## PROBLEM TO WORK ON
Can you retype every record below exactly as written?

## RECORD EXTRACTS
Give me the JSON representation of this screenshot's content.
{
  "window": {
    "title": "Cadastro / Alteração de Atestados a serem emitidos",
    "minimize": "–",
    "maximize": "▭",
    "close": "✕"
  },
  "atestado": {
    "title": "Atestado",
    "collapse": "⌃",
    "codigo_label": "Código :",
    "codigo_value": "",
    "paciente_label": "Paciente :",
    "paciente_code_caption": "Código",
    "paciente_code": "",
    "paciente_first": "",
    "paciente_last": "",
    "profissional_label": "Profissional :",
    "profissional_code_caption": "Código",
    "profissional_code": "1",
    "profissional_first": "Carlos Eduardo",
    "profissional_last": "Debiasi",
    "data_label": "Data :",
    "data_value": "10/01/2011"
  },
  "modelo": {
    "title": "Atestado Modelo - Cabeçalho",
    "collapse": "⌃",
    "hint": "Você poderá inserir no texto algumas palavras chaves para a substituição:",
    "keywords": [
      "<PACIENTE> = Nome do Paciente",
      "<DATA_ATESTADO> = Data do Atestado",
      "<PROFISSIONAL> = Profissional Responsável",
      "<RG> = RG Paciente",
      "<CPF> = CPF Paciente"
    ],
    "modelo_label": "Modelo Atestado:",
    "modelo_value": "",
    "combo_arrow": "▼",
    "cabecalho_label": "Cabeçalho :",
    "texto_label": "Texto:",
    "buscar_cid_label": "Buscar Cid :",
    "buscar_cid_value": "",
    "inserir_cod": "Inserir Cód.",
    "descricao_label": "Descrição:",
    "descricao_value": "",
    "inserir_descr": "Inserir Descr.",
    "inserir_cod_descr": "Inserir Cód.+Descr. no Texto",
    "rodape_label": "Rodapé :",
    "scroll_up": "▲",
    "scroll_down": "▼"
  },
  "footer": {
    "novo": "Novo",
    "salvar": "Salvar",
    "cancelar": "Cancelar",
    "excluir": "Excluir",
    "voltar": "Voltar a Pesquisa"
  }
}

## SOLUTION FOR THIS PROBLEM
Give me the JSON representation of this screenshot's content.
{
  "window": {
    "title": "Cadastro / Alteração de Atestados a serem emitidos",
    "minimize": "–",
    "maximize": "▭",
    "close": "✕"
  },
  "atestado": {
    "title": "Atestado",
    "collapse": "⌃",
    "codigo_label": "Código :",
    "codigo_value": "",
    "paciente_label": "Paciente :",
    "paciente_code_caption": "Código",
    "paciente_code": "",
    "paciente_first": "",
    "paciente_last": "",
    "profissional_label": "Profissional :",
    "profissional_code_caption": "Código",
    "profissional_code": "1",
    "profissional_first": "Carlos Eduardo",
    "profissional_last": "Debiasi",
    "data_label": "Data :",
    "data_value": "10/01/2011"
  },
  "modelo": {
    "title": "Atestado Modelo - Cabeçalho",
    "collapse": "⌃",
    "hint": "Você poderá inserir no texto algumas palavras chaves para a substituição:",
    "keywords": [
      "<PACIENTE> = Nome do Paciente",
      "<DATA_ATESTADO> = Data do Atestado",
      "<PROFISSIONAL> = Profissional Responsável",
      "<RG> = RG Paciente",
      "<CPF> = CPF Paciente"
    ],
    "modelo_label": "Modelo Atestado:",
    "modelo_value": "",
    "combo_arrow": "▼",
    "cabecalho_label": "Cabeçalho :",
    "texto_label": "Texto:",
    "buscar_cid_label": "Buscar Cid :",
    "buscar_cid_value": "",
    "inserir_cod": "Inserir Cód.",
    "descricao_label": "Descrição:",
    "descricao_value": "",
    "inserir_descr": "Inserir Descr.",
    "inserir_cod_descr": "Inserir Cód.+Descr. no Texto",
    "rodape_label": "Rodapé :",
    "scroll_up": "▲",
    "scroll_down": "▼"
  },
  "footer": {
    "novo": "Novo",
    "salvar": "Salvar",
    "cancelar": "Cancelar",
    "excluir": "Excluir",
    "voltar": "Voltar a Pesquisa"
  }
}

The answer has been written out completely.